  8. SMITH, D. & BABER, E. (eds.) (2005), Teaching English with Information Technology, Modern English Publishing Ltd.
  9. SPERLING, D. (1998), Dave Sperling's Internet Guide, Prentice Hall.
  10. SPERLING, D. (1999), Dave Sperling's Internet Activity Book, Prentice Hall.
  11. SZENDEFFY, J. de (2005), A Practical Guide to Using Computers in Language Teaching, University of Michigan Press, Ann Arbor.
  12. SWAFFAR, J.K. (ed.) et al (1998), Language Learning Online: Theory and Practice in the ESL and L2 Computer Classroom, Labyrinth Publications.
  13. TEELER, D. & GRAY, P. (2000), How to Use the Internet in English Language Teaching, Longman.
  14. WARSCHAUER, M. (ed.) et al (2000), Network-based language teaching: Concepts and Practice, CUP.
  15. WINDEATT, S., HARDISTY, D. & EASTMENT, D. (2000), The Internet, OUP.
  16. ZACHARIA, G. & ZAPHIRIS, P. (eds.) (2006), User-Centered Computer Aided Language Learning, Idea Group Publishing.
All these books can be found at Amazon.
To make the list shorter, I would say that books dated before 2003 need some updating to include new generation web tools (podcasting, blogging, video sharing, wiki collaboration, ...).
Beatty (2003) is a good book on research topics on CALL. Numbers 3 and 6 are collections of articles presented at professional associations conventions. Szendeffy (2005) is an introductory book for teachers who want to start to use computers to teach languages. Although it was published last year, it doesn’t mention new web tools.
I haven’t read Smith & Baber (2005) and Zacharia & Zaphiris (2006). They haven’t arrived from Amazon yet. I hope Santa Claus or the Magic Kings (January, 6th) bring them to me. I promise to review them.


EVO 2007

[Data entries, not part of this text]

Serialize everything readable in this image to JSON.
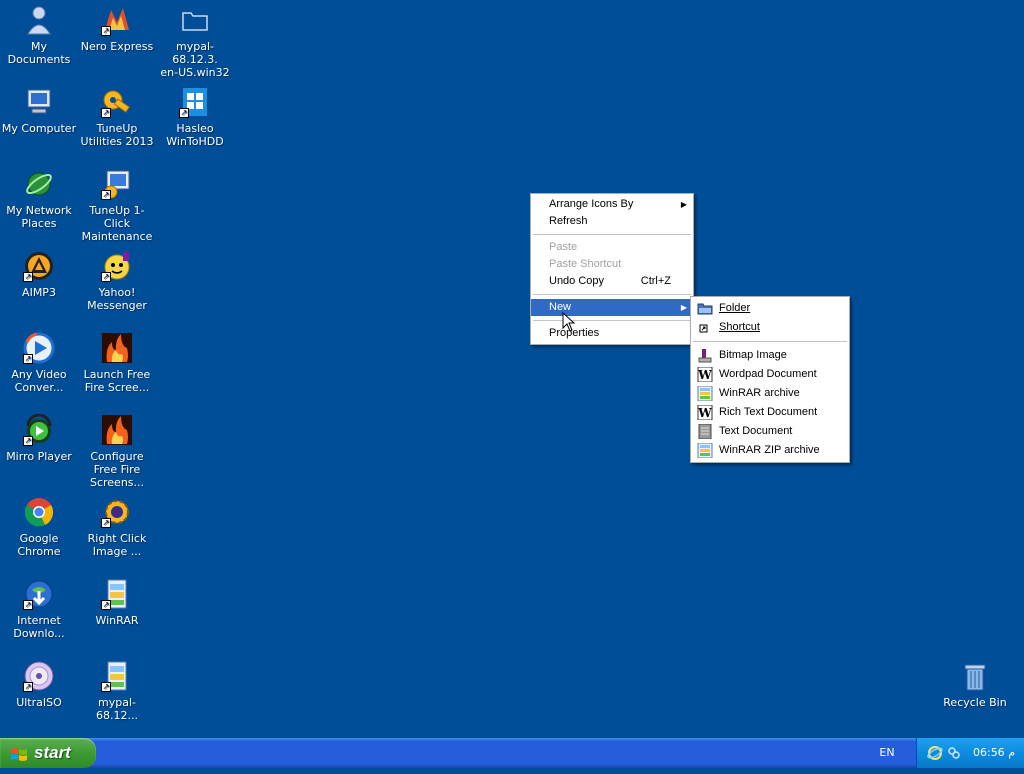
{
  "desktop": {
    "icons": [
      {
        "label": "My Documents",
        "icon": "my-documents-icon"
      },
      {
        "label": "Nero Express",
        "icon": "nero-express-icon"
      },
      {
        "label": "mypal-68.12.3.\nen-US.win32",
        "icon": "folder-icon"
      },
      {
        "label": "My Computer",
        "icon": "my-computer-icon"
      },
      {
        "label": "TuneUp Utilities 2013",
        "icon": "tuneup-utilities-icon"
      },
      {
        "label": "Hasleo WinToHDD",
        "icon": "hasleo-wintohdd-icon"
      },
      {
        "label": "My Network Places",
        "icon": "network-places-icon"
      },
      {
        "label": "TuneUp 1-Click Maintenance",
        "icon": "tuneup-maintenance-icon"
      },
      {
        "label": "AIMP3",
        "icon": "aimp3-icon"
      },
      {
        "label": "Yahoo! Messenger",
        "icon": "yahoo-messenger-icon"
      },
      {
        "label": "Any Video Conver...",
        "icon": "any-video-converter-icon"
      },
      {
        "label": "Launch Free Fire Scree...",
        "icon": "fire-screensaver-icon"
      },
      {
        "label": "Mirro Player",
        "icon": "mirro-player-icon"
      },
      {
        "label": "Configure Free Fire Screens...",
        "icon": "fire-screensaver-icon"
      },
      {
        "label": "Google Chrome",
        "icon": "google-chrome-icon"
      },
      {
        "label": "Right Click Image ...",
        "icon": "right-click-image-icon"
      },
      {
        "label": "Internet Downlo...",
        "icon": "internet-download-icon"
      },
      {
        "label": "WinRAR",
        "icon": "winrar-icon"
      },
      {
        "label": "UltraISO",
        "icon": "ultraiso-icon"
      },
      {
        "label": "mypal-68.12...",
        "icon": "winrar-archive-icon"
      },
      {
        "label": "Recycle Bin",
        "icon": "recycle-bin-icon"
      }
    ]
  },
  "context_menu": {
    "items": [
      {
        "label": "Arrange Icons By",
        "submenu": true
      },
      {
        "label": "Refresh"
      },
      {
        "label": "Paste",
        "disabled": true
      },
      {
        "label": "Paste Shortcut",
        "disabled": true
      },
      {
        "label": "Undo Copy",
        "accel": "Ctrl+Z"
      },
      {
        "label": "New",
        "submenu": true,
        "selected": true
      },
      {
        "label": "Properties"
      }
    ],
    "arrow_glyph": "▶"
  },
  "new_submenu": {
    "items": [
      {
        "label": "Folder",
        "icon": "folder-icon"
      },
      {
        "label": "Shortcut",
        "icon": "shortcut-icon"
      },
      {
        "label": "Bitmap Image",
        "icon": "bitmap-icon"
      },
      {
        "label": "Wordpad Document",
        "icon": "wordpad-icon"
      },
      {
        "label": "WinRAR archive",
        "icon": "winrar-archive-icon"
      },
      {
        "label": "Rich Text Document",
        "icon": "rich-text-icon"
      },
      {
        "label": "Text Document",
        "icon": "text-document-icon"
      },
      {
        "label": "WinRAR ZIP archive",
        "icon": "winrar-zip-icon"
      }
    ]
  },
  "taskbar": {
    "start_label": "start",
    "language": "EN",
    "clock": "06:56 م"
  },
  "colors": {
    "desktop": "#004e98",
    "selection": "#316ac5"
  }
}
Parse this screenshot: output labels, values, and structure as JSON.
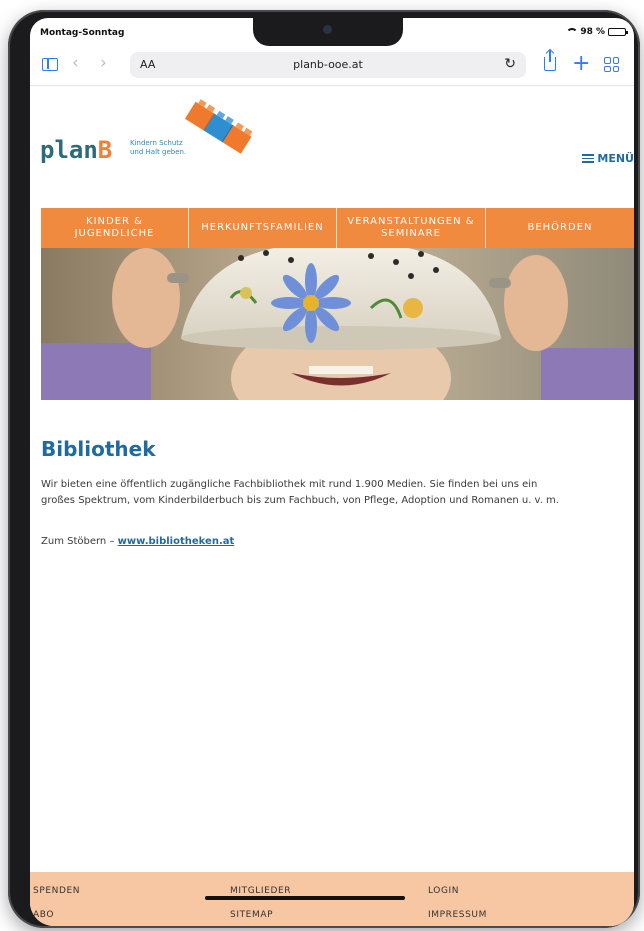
{
  "statusbar": {
    "carrier": "Montag-Sonntag",
    "battery": "98 %",
    "battery_level": 0.98
  },
  "browser": {
    "text_size_label": "AA",
    "url": "planb-ooe.at",
    "icons": [
      "sidebar-icon",
      "back-icon",
      "forward-icon",
      "reload-icon",
      "share-icon",
      "plus-icon",
      "tabs-icon"
    ]
  },
  "header": {
    "logo_prefix": "plan",
    "logo_suffix": "B",
    "tagline_line1": "Kindern Schutz",
    "tagline_line2": "und Halt geben.",
    "menu_label": "MENÜ"
  },
  "nav": {
    "items": [
      {
        "label": "KINDER & JUGENDLICHE"
      },
      {
        "label": "HERKUNFTSFAMILIEN"
      },
      {
        "label": "VERANSTALTUNGEN & SEMINARE"
      },
      {
        "label": "BEHÖRDEN"
      }
    ]
  },
  "main": {
    "title": "Bibliothek",
    "paragraph": "Wir bieten eine öffentlich zugängliche Fachbibliothek mit rund 1.900 Medien. Sie finden bei uns ein großes Spektrum, vom Kinderbilderbuch bis zum Fachbuch, von Pflege, Adoption und Romanen u. v. m.",
    "link_prefix": "Zum Stöbern – ",
    "link_text": "www.bibliotheken.at"
  },
  "footer": {
    "col1": [
      "SPENDEN",
      "ABO"
    ],
    "col2": [
      "MITGLIEDER",
      "SITEMAP"
    ],
    "col3": [
      "LOGIN",
      "IMPRESSUM"
    ]
  },
  "colors": {
    "nav_bg": "#f08a3f",
    "footer_bg": "#f7c6a3",
    "heading": "#1f6aa0",
    "link": "#1f6aa0",
    "browser_accent": "#2f7cf6"
  }
}
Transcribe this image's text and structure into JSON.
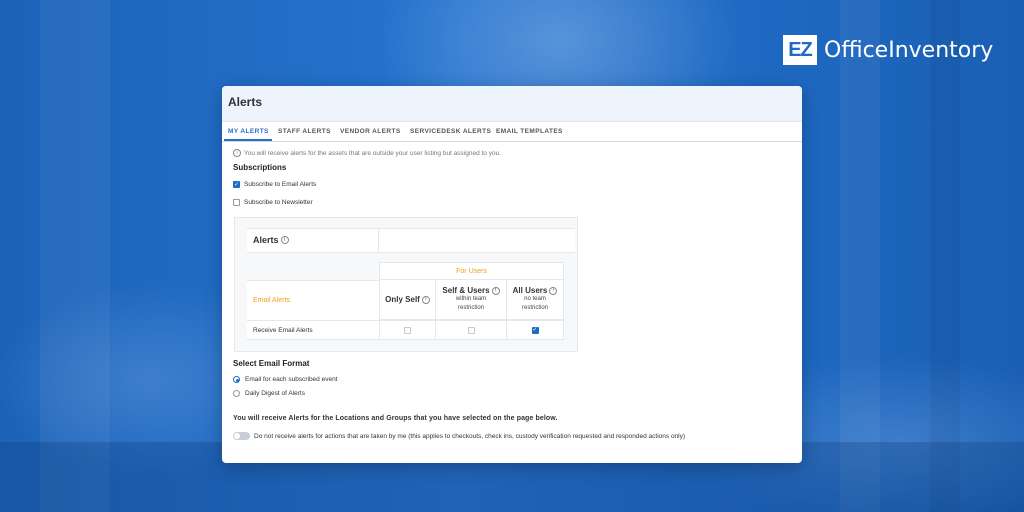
{
  "brand": {
    "logo_mark": "EZ",
    "logo_text": "OfficeInventory"
  },
  "page": {
    "title": "Alerts",
    "tabs": [
      {
        "label": "MY ALERTS",
        "active": true
      },
      {
        "label": "STAFF ALERTS",
        "active": false
      },
      {
        "label": "VENDOR ALERTS",
        "active": false
      },
      {
        "label": "SERVICEDESK ALERTS",
        "active": false
      },
      {
        "label": "EMAIL TEMPLATES",
        "active": false
      }
    ],
    "info_text": "You will receive alerts for the assets that are outside your user listing but assigned to you."
  },
  "subscriptions": {
    "title": "Subscriptions",
    "email_alerts_label": "Subscribe to Email Alerts",
    "email_alerts_checked": true,
    "newsletter_label": "Subscribe to Newsletter",
    "newsletter_checked": false
  },
  "alerts_table": {
    "title": "Alerts",
    "group_header": "For Users",
    "row_header": "Email Alerts",
    "columns": [
      {
        "label": "Only Self",
        "sub": ""
      },
      {
        "label": "Self & Users",
        "sub": "within team restriction"
      },
      {
        "label": "All Users",
        "sub": "no team restriction"
      }
    ],
    "rows": [
      {
        "label": "Receive Email Alerts",
        "values": [
          false,
          false,
          true
        ]
      }
    ]
  },
  "email_format": {
    "title": "Select Email Format",
    "options": [
      {
        "label": "Email for each subscribed event",
        "selected": true
      },
      {
        "label": "Daily Digest of Alerts",
        "selected": false
      }
    ]
  },
  "notice": "You will receive Alerts for the Locations and Groups that you have selected on the page below.",
  "toggle": {
    "label": "Do not receive alerts for actions that are taken by me (this applies to checkouts, check ins, custody verification requested and responded actions only)",
    "on": false
  },
  "colors": {
    "brand_blue": "#1f6bc4",
    "accent_orange": "#f0a020",
    "active_tab": "#2b6cc4"
  },
  "icons": {
    "info": "info-circle-icon",
    "check": "checkmark-icon"
  }
}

The CALL Interest Section of TESOL offers the opportunity to participate in the Electronic Village Online (EVO) 2007.
The sessions are free and open to all interested parties. You do not need to be a TESOL member to participate in this six-week, wholly online session of the EVO, Jan 15 -Feb 25, 2007. Registration is from January 1 to 14.
In their Announcement Web page there is a description of the different sessions or groups. They strongly recommend that you sign up for no more than two sessions, but I am interested in at least six:

Becoming a Webhead

Digital Gaming and Language Learning

E-assessment tools
for language teaching

Tips and Tricks for Successful
Online Teaching and Learning:
Facilitating Authentic Use of English

Webcast Academy

Webpublishing in Open
Participatory Environments